The first time this struck me hard (gaining my complete attention) was in third grade, after researching the Oregon Trail for an essay assignment. Lying in bed that night, my imagintion pinwheeling like the lights thrown from a county fair Ferris wheel, I kept circling back to one notion – I had been there. I had walked along the prairie once upon about a hundred fifty years ago. I could smell the scent of the tall grass broken by the tremendous weight of the onward-rolling wagon wheels, I had gathered wood through the day for the fires at night when the wagons circled up for safety, I had scanned the distance all through the long summer days and dreamed of the places over the horizon from behind the brim of my sunbonnet. Yep. Don’t accuse me of romanticizing or anything…
I don’t fully know how I feel about past lives. I would never discredit the possibility. There is so much more to the world than we could ever begin to understand. If someone tells you they have the answers, they are wrong, wrong, wrong. They don’t. No one does. It’s the speculation that makes life grand and heart-wrenching and rife with meaning, sometimes even outright stunning. Now, as an adult, I write with real passion for the late nineteenth century, where I still feel a piece of my soul belongs…remains, maybe. There is an allure to this era that I cannot shake. Maybe half the problem is that I can picture it so fucking perfectly, with all senses afire. It’s seductive, because when I’m “there” it seems real…I write characters, but truly they come alive and then the story unfolds around me. I may very well be typing furiously to keep up with the action, but often I feel as though I’m observing as you would when dreaming…there but not there. Watching events unfold and recording them, not creating them. Does that make sense?

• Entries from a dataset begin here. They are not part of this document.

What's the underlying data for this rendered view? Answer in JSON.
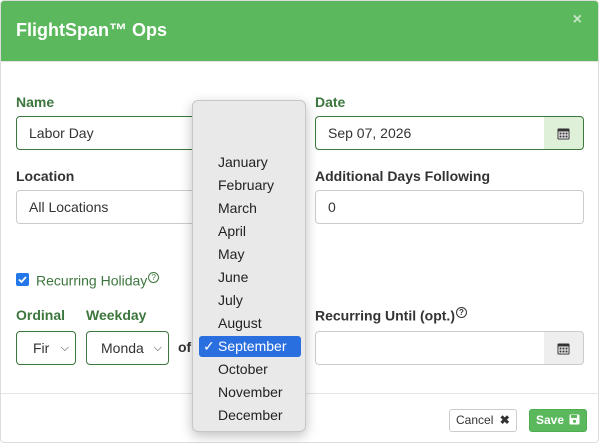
{
  "header": {
    "title": "FlightSpan™ Ops",
    "close": "×"
  },
  "form": {
    "name_label": "Name",
    "name_value": "Labor Day",
    "date_label": "Date",
    "date_value": "Sep 07, 2026",
    "location_label": "Location",
    "location_value": "All Locations",
    "additional_days_label": "Additional Days Following",
    "additional_days_value": "0",
    "recurring_label": "Recurring Holiday",
    "ordinal_label": "Ordinal",
    "ordinal_value": "Fir",
    "weekday_label": "Weekday",
    "weekday_value": "Monda",
    "of_label": "of",
    "recurring_until_label": "Recurring Until (opt.)",
    "recurring_until_value": ""
  },
  "month_dropdown": {
    "options": [
      "January",
      "February",
      "March",
      "April",
      "May",
      "June",
      "July",
      "August",
      "September",
      "October",
      "November",
      "December"
    ],
    "selected": "September"
  },
  "footer": {
    "cancel_label": "Cancel",
    "save_label": "Save"
  },
  "colors": {
    "header_bg": "#5cb85c",
    "success_text": "#3c763d",
    "select_highlight": "#2a6fe0"
  },
  "icons": {
    "calendar": "calendar-icon",
    "close": "close-icon",
    "cancel": "x-mark-icon",
    "save": "floppy-disk-icon",
    "help": "question-circle-icon",
    "checkbox": "checkmark-icon"
  }
}
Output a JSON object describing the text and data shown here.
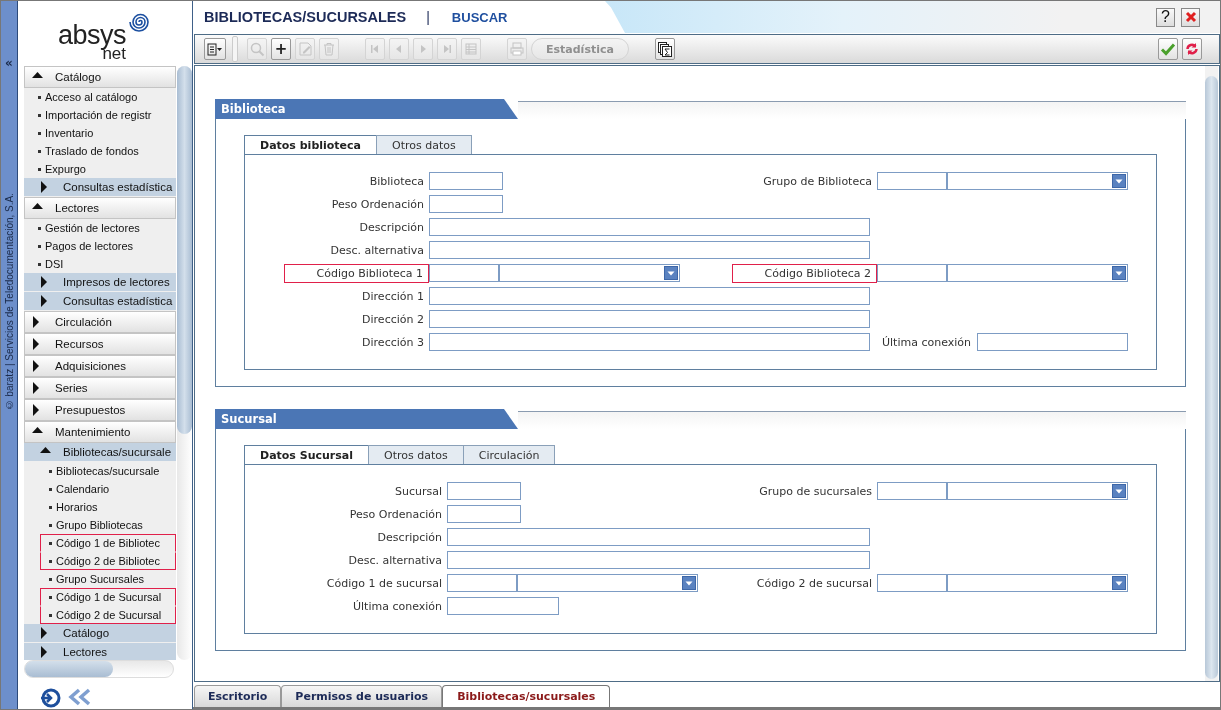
{
  "strip": {
    "collapse": "«",
    "copyright": "© baratz | Servicios de Teledocumentación, S.A."
  },
  "logo": {
    "name": "absys",
    "sub": "net"
  },
  "sidebar": {
    "items": [
      {
        "kind": "section",
        "label": "Catálogo",
        "expanded": true,
        "children": [
          {
            "kind": "link",
            "label": "Acceso al catálogo",
            "highlighted": false
          },
          {
            "kind": "link",
            "label": "Importación de registr",
            "highlighted": false
          },
          {
            "kind": "link",
            "label": "Inventario",
            "highlighted": false
          },
          {
            "kind": "link",
            "label": "Traslado de fondos",
            "highlighted": false
          },
          {
            "kind": "link",
            "label": "Expurgo",
            "highlighted": false
          },
          {
            "kind": "group",
            "label": "Consultas estadística",
            "expanded": false
          }
        ]
      },
      {
        "kind": "section",
        "label": "Lectores",
        "expanded": true,
        "children": [
          {
            "kind": "link",
            "label": "Gestión de lectores",
            "highlighted": false
          },
          {
            "kind": "link",
            "label": "Pagos de lectores",
            "highlighted": false
          },
          {
            "kind": "link",
            "label": "DSI",
            "highlighted": false
          },
          {
            "kind": "group",
            "label": "Impresos de lectores",
            "expanded": false
          },
          {
            "kind": "group",
            "label": "Consultas estadística",
            "expanded": false
          }
        ]
      },
      {
        "kind": "section",
        "label": "Circulación",
        "expanded": false
      },
      {
        "kind": "section",
        "label": "Recursos",
        "expanded": false
      },
      {
        "kind": "section",
        "label": "Adquisiciones",
        "expanded": false
      },
      {
        "kind": "section",
        "label": "Series",
        "expanded": false
      },
      {
        "kind": "section",
        "label": "Presupuestos",
        "expanded": false
      },
      {
        "kind": "section",
        "label": "Mantenimiento",
        "expanded": true,
        "children": [
          {
            "kind": "group",
            "label": "Bibliotecas/sucursale",
            "expanded": true,
            "children": [
              {
                "kind": "link",
                "label": "Bibliotecas/sucursale",
                "highlighted": false
              },
              {
                "kind": "link",
                "label": "Calendario",
                "highlighted": false
              },
              {
                "kind": "link",
                "label": "Horarios",
                "highlighted": false
              },
              {
                "kind": "link",
                "label": "Grupo Bibliotecas",
                "highlighted": false
              },
              {
                "kind": "link",
                "label": "Código 1 de Bibliotec",
                "highlighted": true
              },
              {
                "kind": "link",
                "label": "Código 2 de Bibliotec",
                "highlighted": true
              },
              {
                "kind": "link",
                "label": "Grupo Sucursales",
                "highlighted": false
              },
              {
                "kind": "link",
                "label": "Código 1 de Sucursal",
                "highlighted": true
              },
              {
                "kind": "link",
                "label": "Código 2 de Sucursal",
                "highlighted": true
              }
            ]
          },
          {
            "kind": "group",
            "label": "Catálogo",
            "expanded": false
          },
          {
            "kind": "group",
            "label": "Lectores",
            "expanded": false
          }
        ]
      }
    ]
  },
  "title_bar": {
    "title": "BIBLIOTECAS/SUCURSALES",
    "separator": "|",
    "mode": "BUSCAR",
    "help": "?"
  },
  "toolbar": {
    "groups": [
      {
        "buttons": [
          {
            "kind": "menu",
            "disabled": false
          }
        ]
      },
      {
        "buttons": [
          {
            "kind": "search",
            "disabled": true
          },
          {
            "kind": "add",
            "label": "+",
            "disabled": false
          },
          {
            "kind": "edit",
            "disabled": true
          },
          {
            "kind": "delete",
            "disabled": true
          }
        ]
      },
      {
        "buttons": [
          {
            "kind": "first",
            "disabled": true
          },
          {
            "kind": "previous",
            "disabled": true
          },
          {
            "kind": "next",
            "disabled": true
          },
          {
            "kind": "last",
            "disabled": true
          },
          {
            "kind": "grid",
            "disabled": true
          }
        ]
      },
      {
        "buttons": [
          {
            "kind": "print",
            "disabled": true
          },
          {
            "kind": "text",
            "label": "Estadística",
            "disabled": true
          }
        ]
      },
      {
        "buttons": [
          {
            "kind": "statistics",
            "disabled": false
          }
        ]
      }
    ],
    "actions": [
      {
        "kind": "accept",
        "disabled": false
      },
      {
        "kind": "cancel",
        "disabled": false
      }
    ]
  },
  "form_sections": [
    {
      "title": "Biblioteca",
      "tabs": [
        {
          "label": "Datos biblioteca",
          "selected": true
        },
        {
          "label": "Otros datos",
          "selected": false
        }
      ],
      "rows": [
        {
          "left": {
            "label": "Biblioteca",
            "kind": "short",
            "highlighted": false
          },
          "right": {
            "label": "Grupo de Biblioteca",
            "kind": "combo",
            "highlighted": false
          }
        },
        {
          "left": {
            "label": "Peso Ordenación",
            "kind": "short",
            "highlighted": false
          }
        },
        {
          "left": {
            "label": "Descripción",
            "kind": "long",
            "highlighted": false
          }
        },
        {
          "left": {
            "label": "Desc. alternativa",
            "kind": "long",
            "highlighted": false
          }
        },
        {
          "left": {
            "label": "Código Biblioteca 1",
            "kind": "combo",
            "highlighted": true
          },
          "right": {
            "label": "Código Biblioteca 2",
            "kind": "combo",
            "highlighted": true
          }
        },
        {
          "left": {
            "label": "Dirección 1",
            "kind": "long",
            "highlighted": false
          }
        },
        {
          "left": {
            "label": "Dirección 2",
            "kind": "long",
            "highlighted": false
          }
        },
        {
          "left": {
            "label": "Dirección 3",
            "kind": "long",
            "highlighted": false
          },
          "right": {
            "label": "Última conexión",
            "kind": "wide",
            "highlighted": false
          }
        }
      ]
    },
    {
      "title": "Sucursal",
      "tabs": [
        {
          "label": "Datos Sucursal",
          "selected": true
        },
        {
          "label": "Otros datos",
          "selected": false
        },
        {
          "label": "Circulación",
          "selected": false
        }
      ],
      "rows": [
        {
          "left": {
            "label": "Sucursal",
            "kind": "short",
            "highlighted": false
          },
          "right": {
            "label": "Grupo de sucursales",
            "kind": "combo",
            "highlighted": false
          }
        },
        {
          "left": {
            "label": "Peso Ordenación",
            "kind": "short",
            "highlighted": false
          }
        },
        {
          "left": {
            "label": "Descripción",
            "kind": "long",
            "highlighted": false
          }
        },
        {
          "left": {
            "label": "Desc. alternativa",
            "kind": "long",
            "highlighted": false
          }
        },
        {
          "left": {
            "label": "Código 1 de sucursal",
            "kind": "combo",
            "highlighted": false
          },
          "right": {
            "label": "Código 2 de sucursal",
            "kind": "combo",
            "highlighted": false
          }
        },
        {
          "left": {
            "label": "Última conexión",
            "kind": "medium",
            "highlighted": false
          }
        }
      ]
    }
  ],
  "bottom_tabs": [
    {
      "label": "Escritorio",
      "selected": false
    },
    {
      "label": "Permisos de usuarios",
      "selected": false
    },
    {
      "label": "Bibliotecas/sucursales",
      "selected": true
    }
  ]
}
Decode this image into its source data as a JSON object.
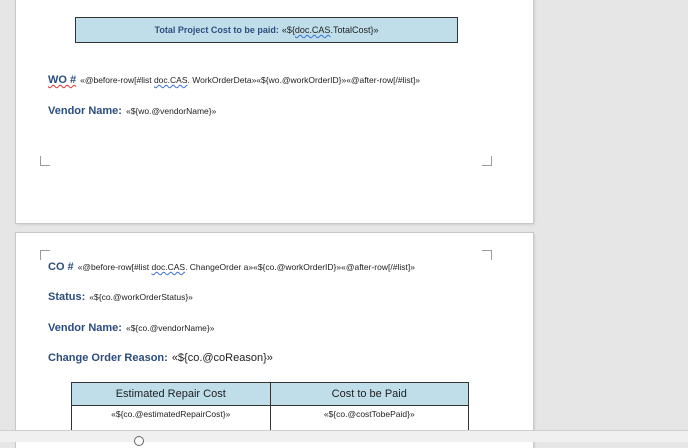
{
  "page1": {
    "total_label": "Total Project Cost to be paid:",
    "total_prefix": "«${",
    "total_doc": "doc.CAS",
    "total_suffix": ".TotalCost}»",
    "wo_label": "WO #",
    "wo_prefix": "«@before-row[#list ",
    "wo_doc": "doc.CAS",
    "wo_suffix": ". WorkOrderDeta»«${wo.@workOrderID}»«@after-row[/#list]»",
    "vendor_label": "Vendor Name:",
    "vendor_value": "«${wo.@vendorName}»"
  },
  "page2": {
    "co_label": "CO #",
    "co_prefix": "«@before-row[#list ",
    "co_doc": "doc.CAS",
    "co_suffix": ". ChangeOrder a»«${co.@workOrderID}»«@after-row[/#list]»",
    "status_label": "Status:",
    "status_value": "«${co.@workOrderStatus}»",
    "vendor_label": "Vendor Name:",
    "vendor_value": "«${co.@vendorName}»",
    "reason_label": "Change Order Reason:",
    "reason_value": "«${co.@coReason}»",
    "table": {
      "headers": [
        "Estimated Repair Cost",
        "Cost to be Paid"
      ],
      "row": [
        "«${co.@estimatedRepairCost}»",
        "«${co.@costTobePaid}»"
      ]
    }
  },
  "colors": {
    "label": "#2b4c7e",
    "box_fill": "#bfdeea",
    "spell_error": "#d9342b"
  }
}
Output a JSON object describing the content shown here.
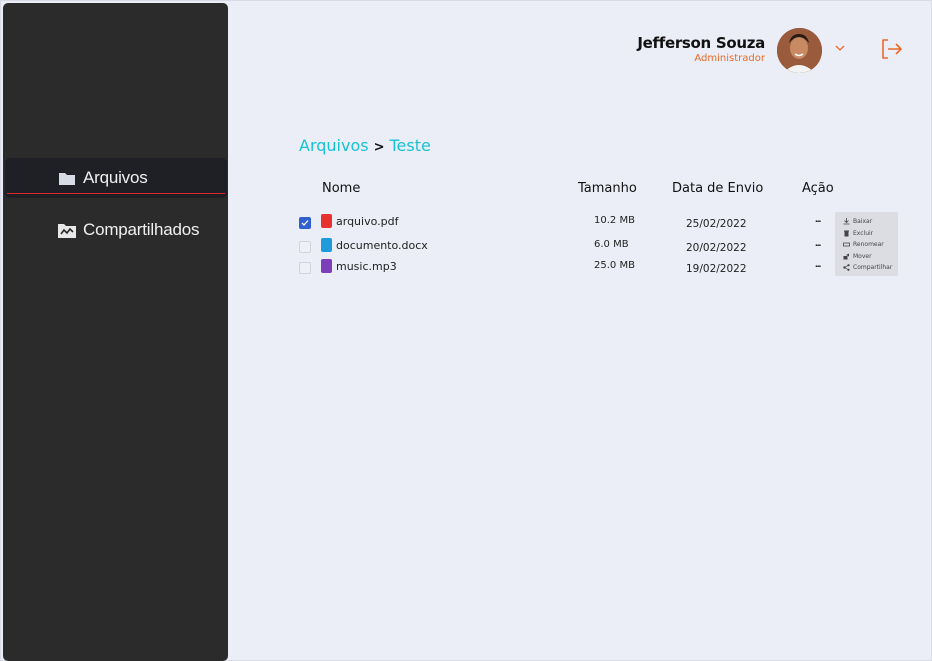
{
  "sidebar": {
    "items": [
      {
        "label": "Arquivos",
        "icon": "folder-icon",
        "active": true
      },
      {
        "label": "Compartilhados",
        "icon": "shared-folder-icon",
        "active": false
      }
    ]
  },
  "header": {
    "user_name": "Jefferson Souza",
    "user_role": "Administrador"
  },
  "breadcrumb": {
    "root": "Arquivos",
    "separator": ">",
    "current": "Teste"
  },
  "table": {
    "columns": [
      "Nome",
      "Tamanho",
      "Data de Envio",
      "Ação"
    ],
    "rows": [
      {
        "name": "arquivo.pdf",
        "size": "10.2 MB",
        "date": "25/02/2022",
        "checked": true,
        "type": "pdf"
      },
      {
        "name": "documento.docx",
        "size": "6.0 MB",
        "date": "20/02/2022",
        "checked": false,
        "type": "docx"
      },
      {
        "name": "music.mp3",
        "size": "25.0 MB",
        "date": "19/02/2022",
        "checked": false,
        "type": "mp3"
      }
    ],
    "action_label": "..."
  },
  "action_menu": {
    "items": [
      "Baixar",
      "Excluir",
      "Renomear",
      "Mover",
      "Compartilhar"
    ]
  },
  "colors": {
    "accent": "#17c2d4",
    "danger": "#e0282a",
    "role": "#ea6a2a",
    "sidebar": "#2c2b2b",
    "background": "#ebeef6"
  }
}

I am so invested in the fictitious families I write about that it actually hurts a little (ok, significantly) to think there might come a time when their story is “over,” in that I won’t be writing it any longer, because it will have been told. The two storylines (contemporary and historical) interconnect in so many ways and I don’t want to be finished. For now, there is still so much to tell. And so thankfully I get to continue indulging myself in researching and writing about the 1860; I sink delightedly into the rhythms and textures of this world. And for now, I have no desire to surface.